Request ID: FOI-1838-2122 Date published: 30 November 2021
My name is XXXX, and I am a student at XXXX Law School, in New York City. I am writing a paper on the failures of the New York City subway to adapt to the accessibility requirements of the Americans with Disabilities Act of 1990, and, as part of my argument, I am planning to contrast the MTA's failures with the successes that TfL has seen in improving its accessibility infrastructure. To that end, I just have a couple of questions. First, when did TfL begin making its stations fully accessible? Second, when they did so, was that under the mandate of any sorts of laws (local, national, or other)?
TfL Ref: 1838- 2122
Thank you for your request received by Transport for London (TfL) on 14 November 2021 asking for information about our accessible stations.
Your request has been considered in accordance with the requirements of the Freedom of Information Act and our information access policy. I can confirm that we hold the information you require. You asked: when did TfL begin making its stations fully accessible? Second, when they did so, was that under the mandate of any sorts of laws (local, national, or other).

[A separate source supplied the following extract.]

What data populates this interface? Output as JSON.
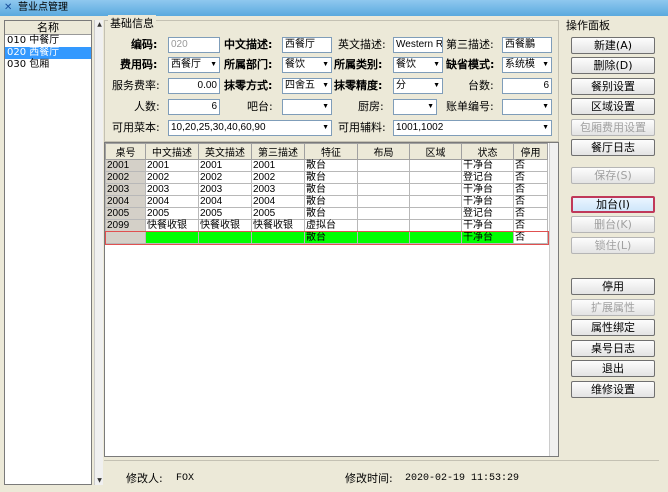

Please see the list of accessible stations below with the corresponding date that they became accessible. As you will see, some of the older stations were built without steps, whilst for others, works have been carried out to make them step-free.
By way of background, since the late 1990s, the momentum to make stations as accessible as possible has grown with the opening of the Jubilee line extension, where the vast majority of the stations were built completely step-free.
Prior to that, most major station reconstruction schemes (e.g. Angel at the beginning of that decade) didn’t include step-free access, although there were some exceptions e.g. Hammersmith (District & Piccadilly lines). There were some ad hoc schemes to make stations step-free (e.g. Tottenham Hale) but otherwise almost all those made step-free this century have been done as part of major upgrades (e.g. Tottenham Court Road, Victoria), line extensions (e.g. Heathrow Terminal 5, NLE), the Government’s Public-Private Partnership initiative (e.g. Golders Green, Acton Town), 2012 Olympics enabling works (e.g Green Park, Southfields) or a dedicated Step Free Access (SFA) programme (notably all the ones delivered since 2017 or so).
It was the Disability Discrimination Act (DDA) 1995 that was the momentum behind the drive to make as many stations step-free as possible. It was repealed and replaced by the Equality Act in 2010. You might also want to look at the Mayor’s Transport Strategy which is available on our website here: https://tfl.gov.uk/corporate/about-tfl/the-mayors-transport-strategy
If this is not the information you are looking for, or if you are unable to access it for any reason, please do not hesitate to contact me.
Please see the attached information sheet for details of your right to appeal as well as information on copyright and what to do if you would like to re-use any of the information we have disclosed.
Sara Thomas FOI Case Management Team General Counsel Transport for London